Shrinking year-end bonuses have prompted many workers in the country to substitute cash with consumer vouchers in the red envelopes (紅包) they plan to give out this Lunar New Year holiday, a recent online poll showed.
In Taiwan, it is customary for working adults to give cash to their relatives in the form of red envelopes when the Lunar New Year rolls around.
While most Taiwanese employees use part of their year-end bonuses to pay for the red envelopes they plan to give out, this year’s shrinking bonuses have led to shrinking budgets for red envelopes.
An online poll conducted from Dec. 30 to Friday by 1111 Job Bank showed that of the more than 1,000 employees who took the survey, about half of them planned to cut their red envelope budgets.
The average amount of money they were planning to give out was NT$12,192, about 20 percent lower than last year. More than 60 percent of workers planned to give “small red envelopes” containing less than NT$10,000.
Of those who said they planned to give smaller red envelopes, the reason that they gave for the cutbacks were “no year-end bonuses or shrinking bonuses” (40 percent), “pay cut or taking unpaid leave” (15 percent) and “unemployed and seeking job offers” (14 percent).

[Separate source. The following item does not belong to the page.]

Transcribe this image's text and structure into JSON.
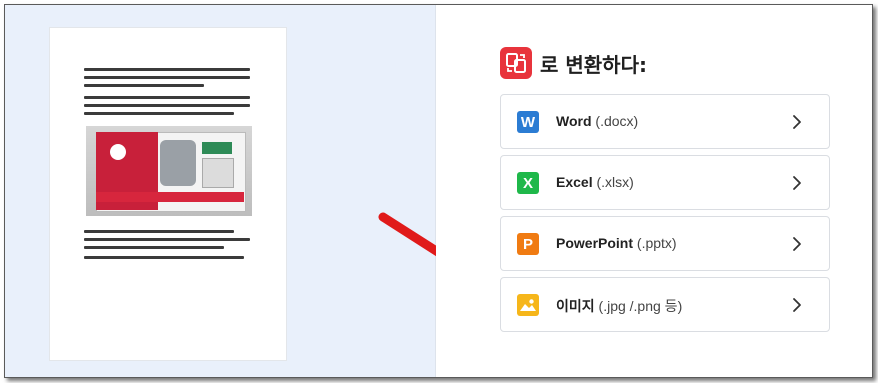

“Because of the economic downturn, red envelopes have become very much needed by those who have been fired or laid off,” said Ryan Wu (吳睿穎), chief operating officer at 1111 Job Bank. “It’s unavoidable that people with decreased income would want to cut their expenses by giving smaller red envelopes.”
As for the consumer vouchers which began distribution yesterday, about 25 percent of workers said they would use some or all of the vouchers in the red envelopes they are giving out. Forty-one percent also admitted they planned to avoid occasions where they were obligated to give red envelopes, such as visiting their hometowns or relatives.
In related news, while the nation’s unemployment rate has risen to record levels in the past few months, Council of Labor Affairs Minister Jennifer Wang (王如玄) was quoted by the Chinese-language Liberty Times (the Taipei Times’ sister paper) as saying that she predicts the unemployment problem would worsen after the Lunar New Year and that conditions would not improve until the second half of next year.